Hide Your Foursquare Contact Information
On the same Foursquare Settings page, you can hide the e-mail address and phone number associated with your account from friends, as well as your Facebook and/or Twitter profiles from all Foursquare users, assuming you’ve connected them.
Under the “Let my friends see my&” section, ensure that the boxes next to “Phone number” and “E-Mail address” are unchecked. If they are checked, all of your Foursquare friends can access the information, but it will still be publicly blocked.
In the next section, labeled “Let everyone see the links to,” you should uncheck the box next to my “Twitter profile and Facebook profiles.” This will block other Foursquare users from seeing your connected Facebook or Twitter pages.
Remove Your Name from Venues’ “Who’s Here” Lists
After you check in to a Foursquare venue, the service includes your name by default on that venue’s “Who’s Here” list, until you check in somewhere else.
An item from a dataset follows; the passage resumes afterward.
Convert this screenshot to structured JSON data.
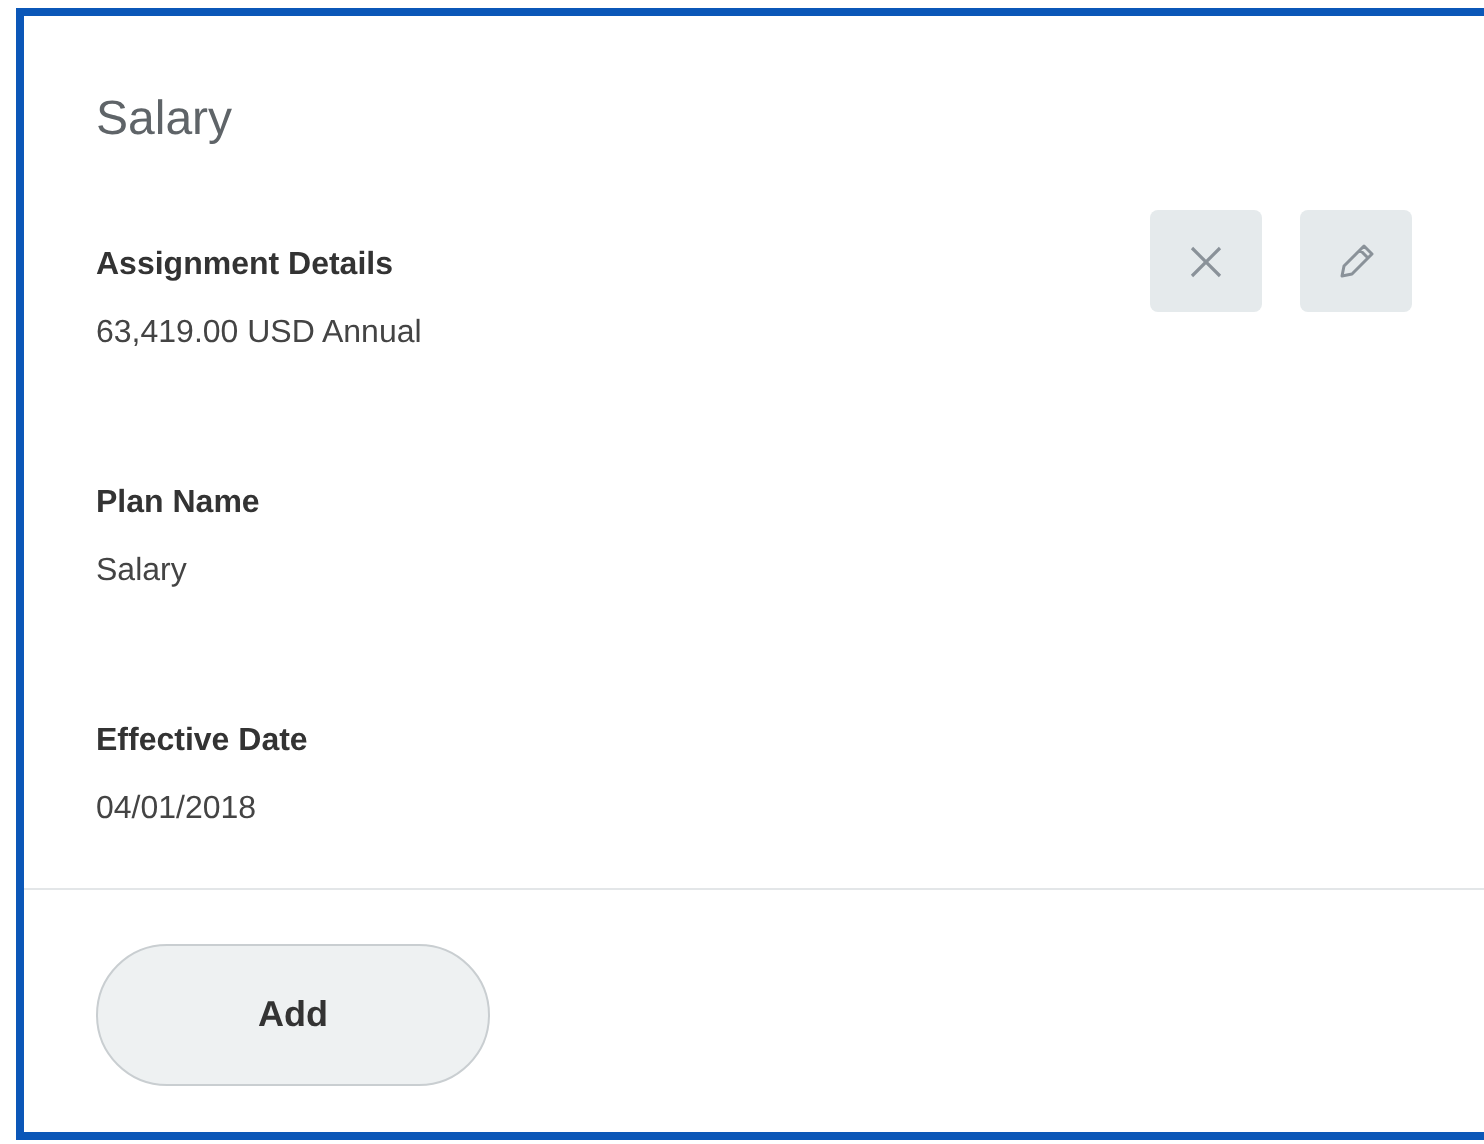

That means that anyone who views the venue via mobile app or checks in along with you can see that you’re there or were recently–not only your Foursquare friends, but all Foursquare users.
If you’d rather not let any ol’ Foursquare user see when you’re checked in to a specific venue, again visit the Foursquare Settings page and under Your Privacy Profile uncheck the box next to “Show me in the ‘Who’s here’ list in the mobile app’.
If you connected your Facebook and/or Twitter account to Foursquare, you may also want to uncheck the “Include me in my friends’ status updates to Twitter and Facebook when I’m in checked into the same place as they are’ option.
Check-in While Leaving a Venue to Avoid Unwanted Visitors
One easy way to avoid visits from folks you’d rather not see is to simply check in to venues while on your way out. You’ll want to make sure you’re still close enough to your venue of choice after leaving when you check in, or else you risk triggering Foursquare’s dreaded “cheating filter.” But it’s easy to get into the habit of checking in after you’ve spent time at a location instead of before.
Al Sacco covers Mobile and Wireless for CIO.com. Follow Al on Twitter @ASacco. Follow everything from CIO.com on Twitter @CIOonline. Email Al at ASacco@CIO.com.
Al Sacco was a journalist, blogger and editor who covers the fast-paced mobile beat for CIO.com and IDG Enterprise, with a focus on wearable tech, smartphones and tablet PCs. Al managed CIO.com writers and contributors, covered news, and shared insightful expert analysis of key industry happenings. He also wrote a wide variety of tutorials and how-tos to help readers get the most out of their gadgets, and regularly offered up recommendations on software for a number of mobile platforms. Al resides in Boston and is a passionate reader, traveler, beer lover, film buff and Red Sox fan.